UCLA scientists have discovered that people with cancers containing genetic mutations JAK1 or JAK2, which are known to prevent tumors from recognizing or receiving signals from T cells to stop growing, will have little or no benefit from the immunotherapy drug pembrolizumab. This early-stage research has allowed them to determine for the first time why some people with advanced melanoma or advanced colon cancer will not respond to pembrolizumab, an anti-PD-1 treatment.

Investigational Blood Test Identifies Patients with Melanoma Who Are More Likely to Have Improved Survival on Nivolumab Therapy; Biodesix’ Blood Test is Independent of PD-L1 Expression

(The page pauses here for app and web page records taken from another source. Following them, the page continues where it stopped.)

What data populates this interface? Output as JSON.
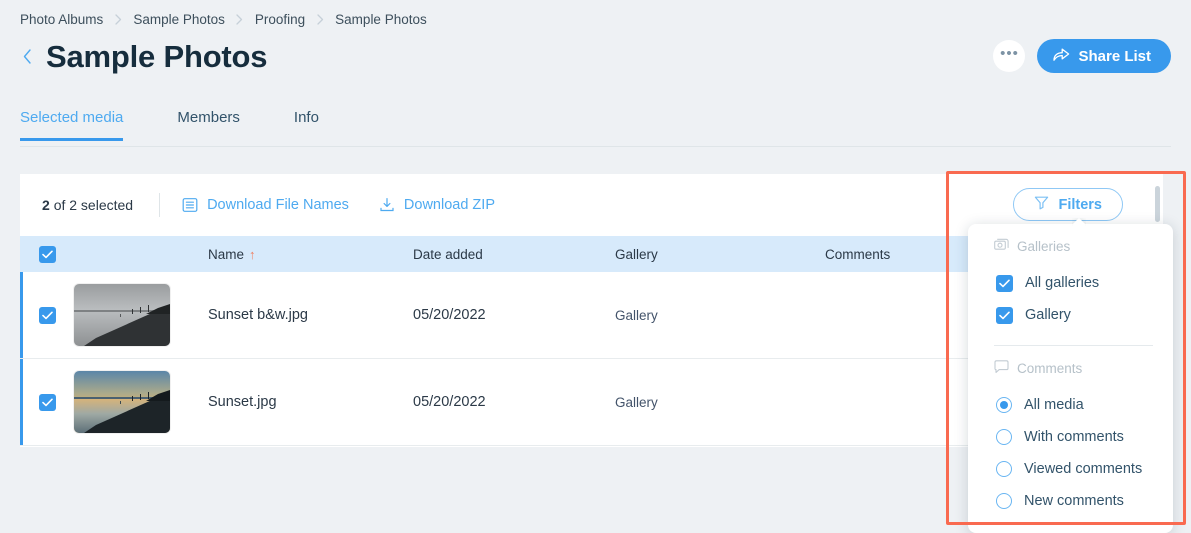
{
  "breadcrumb": {
    "items": [
      "Photo Albums",
      "Sample Photos",
      "Proofing",
      "Sample Photos"
    ],
    "separator_icon": "chevron-right-icon"
  },
  "header": {
    "back_icon": "chevron-left-icon",
    "title": "Sample Photos",
    "more_label": "•••",
    "more_icon": "ellipsis-icon",
    "share_label": "Share List",
    "share_icon": "share-icon"
  },
  "tabs": [
    {
      "label": "Selected media",
      "active": true
    },
    {
      "label": "Members",
      "active": false
    },
    {
      "label": "Info",
      "active": false
    }
  ],
  "toolbar": {
    "selected_count": "2",
    "selected_suffix": "of 2 selected",
    "download_file_names_label": "Download File Names",
    "download_file_names_icon": "list-icon",
    "download_zip_label": "Download ZIP",
    "download_zip_icon": "download-icon",
    "filters_label": "Filters",
    "filters_icon": "funnel-icon"
  },
  "table": {
    "columns": {
      "name": "Name",
      "sort_indicator": "↑",
      "date_added": "Date added",
      "gallery": "Gallery",
      "comments": "Comments"
    },
    "header_checkbox_checked": true,
    "rows": [
      {
        "checked": true,
        "thumbnail": "grayscale-seascape-thumbnail",
        "name": "Sunset b&w.jpg",
        "date_added": "05/20/2022",
        "gallery": "Gallery",
        "comments": ""
      },
      {
        "checked": true,
        "thumbnail": "color-sunset-thumbnail",
        "name": "Sunset.jpg",
        "date_added": "05/20/2022",
        "gallery": "Gallery",
        "comments": ""
      }
    ]
  },
  "filter_panel": {
    "galleries": {
      "title": "Galleries",
      "icon": "gallery-icon",
      "options": [
        {
          "label": "All galleries",
          "checked": true
        },
        {
          "label": "Gallery",
          "checked": true
        }
      ]
    },
    "comments": {
      "title": "Comments",
      "icon": "comment-bubble-icon",
      "options": [
        {
          "label": "All media",
          "selected": true
        },
        {
          "label": "With comments",
          "selected": false
        },
        {
          "label": "Viewed comments",
          "selected": false
        },
        {
          "label": "Viewed comments",
          "selected": false
        }
      ],
      "option_labels": [
        "All media",
        "With comments",
        "Viewed comments",
        "New comments"
      ]
    }
  },
  "colors": {
    "accent_blue": "#3899ec",
    "light_blue": "#4eaaf0",
    "header_row_blue": "#d7eafb",
    "page_bg": "#eef1f4",
    "annotation_red": "#f96a50",
    "sort_arrow": "#f07f5f"
  }
}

Biodesix, Inc. recently announced new clinical findings showing that its novel investigational test, BDX008, based on profiling serum proteins, identifies patients with advanced melanoma who are more likely to have longer progression-free and overall survival with nivolumab therapy.[1] Early data suggesting the test’s clinical potential for guiding anti-PD-1 therapy is being presented at the 30th annual meeting of the Society for Immunotherapy of Cancer (SITC) in National Harbor, MD.

Investigational Blood Test Identifies Patients with Melanoma Who Are More Likely to Have Improved Survival on Nivolumab Therapy

Biodesix, Inc. today announced new clinical findings showing that its novel investigational test, BDX008, based on profiling serum proteins, identifies patients with advanced melanoma who are more likely to have longer progression-free and overall survival with nivolumab therapy.1 Early data suggesting the test’s clinical potential for guiding anti-PD-1 therapy is being presented at the 30th annual meeting of the Society for Immunotherapy of Cancer (SITC) in National Harbor, MD.

Sequenom To Explore The Clinical Utility Of A Novel Liquid Biopsy Assay In Melanoma Patients In Collaboration With University Of Colorado Denver

Sequenom, Inc. (NASDAQ: SQNM), a life sciences company committed to enabling healthier lives through the development of innovative products and services, today announced that it has entered into a clinical collaboration with the University of Colorado Denver, School of Medicine (CU School of Medicine). Under this collaboration, CU School of Medicine will explore the utility of Sequenom’s research use only (RUO) liquid biopsy assay to determine whether ctDNA profiling can be used to monitor treatment response and relapse in melanoma patients. This technology has the potential to overcome the challenges and limitations associated with current methods to monitor treatment response such as invasive biopsies and repeated imaging studies.

Study Published in Nature Suggests immunoSEQ Assay May Be Used to Predict Response to anti-PD-1 Therapy for Melanoma

Adaptive Biotechnologies, a pioneer in leveraging Next Generation Sequencing (NGS) to profile T- and B-cell receptors, recently reported that the immunoSEQ Assay was able to help identify patients with metastatic melanoma who would be most likely to respond to treatment with pembrolizumab (an anti-PD-1 therapy), according to a study published in Nature.